I've recently come to the realization that I have an embarrassing problem. Sometimes, when I have to witness a procedure with cutting or excessive blood I almost faint. I don't consider myself a squeamish person, but I have been a nurse for almost two years and this has happened several times - once, as a nursing student observing an amputation, once when a physician was performing a thoracotomy, once during a sheath pull, and once when observing a pacemaker insertion. I can feel it coming on when it starts to happen and I've been able to stop myself from passing out, however, this leaves me worried about the ability to safely fulfill my duties. Will this ever get better? Is there anything I can do to keep it from happening? Thanks for your insight.

It will get better with time. I have heard that wearing something with a distinct tactile feel may help such as a particular necklace that you can press on to focus your mind. I personally use pain to such as pinching and standing on my tip toes to help focus my mind away.

Whatever you do, don't feel bad. This is a normal human response.

allnurses Guide


1 Article; 4,787 Posts

Specializes in Pediatrics Retired.

I experienced this a few times in nursing school...I found if I made sure I was standing with a slight bend in my knees it would help a lot.

Horseshoe, BSN, RN

5,879 Posts

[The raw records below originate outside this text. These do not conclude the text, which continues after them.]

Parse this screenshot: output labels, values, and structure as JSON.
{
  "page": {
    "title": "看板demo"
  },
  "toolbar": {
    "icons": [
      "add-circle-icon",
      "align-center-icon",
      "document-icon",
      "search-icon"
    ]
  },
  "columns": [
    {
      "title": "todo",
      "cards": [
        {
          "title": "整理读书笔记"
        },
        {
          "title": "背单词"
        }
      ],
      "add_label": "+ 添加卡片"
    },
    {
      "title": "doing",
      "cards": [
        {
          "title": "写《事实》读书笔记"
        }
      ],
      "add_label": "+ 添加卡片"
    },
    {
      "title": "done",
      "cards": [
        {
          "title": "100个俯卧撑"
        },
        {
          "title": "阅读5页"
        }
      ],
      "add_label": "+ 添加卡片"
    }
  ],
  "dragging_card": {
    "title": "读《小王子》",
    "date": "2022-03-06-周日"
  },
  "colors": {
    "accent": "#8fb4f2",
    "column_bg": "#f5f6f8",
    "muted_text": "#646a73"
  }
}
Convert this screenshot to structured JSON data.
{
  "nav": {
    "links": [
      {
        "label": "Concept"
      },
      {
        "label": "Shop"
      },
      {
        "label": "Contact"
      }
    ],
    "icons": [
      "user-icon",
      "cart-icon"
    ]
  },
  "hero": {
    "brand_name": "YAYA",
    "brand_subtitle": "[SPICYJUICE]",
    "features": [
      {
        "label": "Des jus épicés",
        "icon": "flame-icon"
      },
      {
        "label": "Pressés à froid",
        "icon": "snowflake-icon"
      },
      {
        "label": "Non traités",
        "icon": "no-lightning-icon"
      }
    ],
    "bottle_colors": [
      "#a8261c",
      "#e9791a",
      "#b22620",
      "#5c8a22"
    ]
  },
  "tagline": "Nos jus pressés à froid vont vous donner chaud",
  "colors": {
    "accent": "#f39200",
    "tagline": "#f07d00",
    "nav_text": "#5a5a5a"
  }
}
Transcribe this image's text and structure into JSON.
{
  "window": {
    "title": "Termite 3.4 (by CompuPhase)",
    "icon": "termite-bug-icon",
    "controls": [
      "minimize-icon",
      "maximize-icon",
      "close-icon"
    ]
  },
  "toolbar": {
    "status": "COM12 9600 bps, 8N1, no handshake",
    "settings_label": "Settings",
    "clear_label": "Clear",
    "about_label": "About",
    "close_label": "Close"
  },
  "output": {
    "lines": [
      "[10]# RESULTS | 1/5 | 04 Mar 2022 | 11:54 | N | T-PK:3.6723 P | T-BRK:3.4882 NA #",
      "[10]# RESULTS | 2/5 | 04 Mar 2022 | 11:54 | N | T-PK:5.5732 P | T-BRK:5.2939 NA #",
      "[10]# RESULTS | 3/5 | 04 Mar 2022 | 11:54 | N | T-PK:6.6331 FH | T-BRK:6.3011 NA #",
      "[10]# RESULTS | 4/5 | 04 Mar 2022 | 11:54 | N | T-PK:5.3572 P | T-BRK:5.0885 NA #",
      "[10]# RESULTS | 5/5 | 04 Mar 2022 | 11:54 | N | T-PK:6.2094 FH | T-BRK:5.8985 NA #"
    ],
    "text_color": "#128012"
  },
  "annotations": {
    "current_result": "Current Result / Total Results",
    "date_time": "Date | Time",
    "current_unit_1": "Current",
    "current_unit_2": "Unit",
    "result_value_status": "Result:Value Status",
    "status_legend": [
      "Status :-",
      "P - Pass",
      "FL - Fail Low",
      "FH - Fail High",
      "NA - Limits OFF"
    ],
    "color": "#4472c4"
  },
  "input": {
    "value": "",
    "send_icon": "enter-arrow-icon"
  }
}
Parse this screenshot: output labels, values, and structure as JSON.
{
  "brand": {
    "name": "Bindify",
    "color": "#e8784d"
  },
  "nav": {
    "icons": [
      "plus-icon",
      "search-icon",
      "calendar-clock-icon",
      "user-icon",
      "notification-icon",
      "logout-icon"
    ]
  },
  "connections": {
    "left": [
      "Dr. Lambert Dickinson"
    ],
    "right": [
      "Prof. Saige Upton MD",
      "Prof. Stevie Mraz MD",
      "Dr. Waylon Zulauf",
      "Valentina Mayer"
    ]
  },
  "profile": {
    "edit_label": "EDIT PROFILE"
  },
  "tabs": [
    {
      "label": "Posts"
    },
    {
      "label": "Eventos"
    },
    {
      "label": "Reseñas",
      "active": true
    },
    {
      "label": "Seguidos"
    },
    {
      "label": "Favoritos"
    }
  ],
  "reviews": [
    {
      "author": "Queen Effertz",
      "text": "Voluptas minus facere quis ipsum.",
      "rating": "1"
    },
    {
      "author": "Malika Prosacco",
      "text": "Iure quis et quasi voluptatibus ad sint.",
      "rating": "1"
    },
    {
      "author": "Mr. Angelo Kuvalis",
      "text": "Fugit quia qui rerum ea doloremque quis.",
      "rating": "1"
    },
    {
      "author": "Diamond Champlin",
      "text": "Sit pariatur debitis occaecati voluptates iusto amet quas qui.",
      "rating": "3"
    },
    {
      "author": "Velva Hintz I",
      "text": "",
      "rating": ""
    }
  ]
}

Make sure you are not holding your breath when you are watching these uncomfortable procedures. Focus on keeping your breathing regular and not shallow.

SaltySarcasticSally, LPN, RN

2 Articles; 440 Posts

I have Crohn's and have a vasovagal response when I get a severe attack due to the pain and due to going to the bathroom every 5 minutes if you catch my drift. Anyways, not the same situation, but I was getting really sick of it because it happened in a public bathroom once and I was super embarrassed. What I do is keep mints with me. Small ones, obviously you do not want to have a big mint in your mouth if you do pass out. But for some reason if I know it's coming on, and I concentrate on the mint, and sit down, I can mostly avoid fainting.

Has 1 years experience.

Thank you all for the tips and encouragement. I will give them all a try!

Specializes in NICU, ICU, PICU, Academia. Has 46 years experience.

Also- be upfront about this going in. I have a coworker who passed out after a patient pulled their own art line- patient's mom called and told me she was flat out on the floor. Patient's mom also was nice enough to hold pressure on it so her kid wouldn't bleed out. :)

Everybody has their 'something'.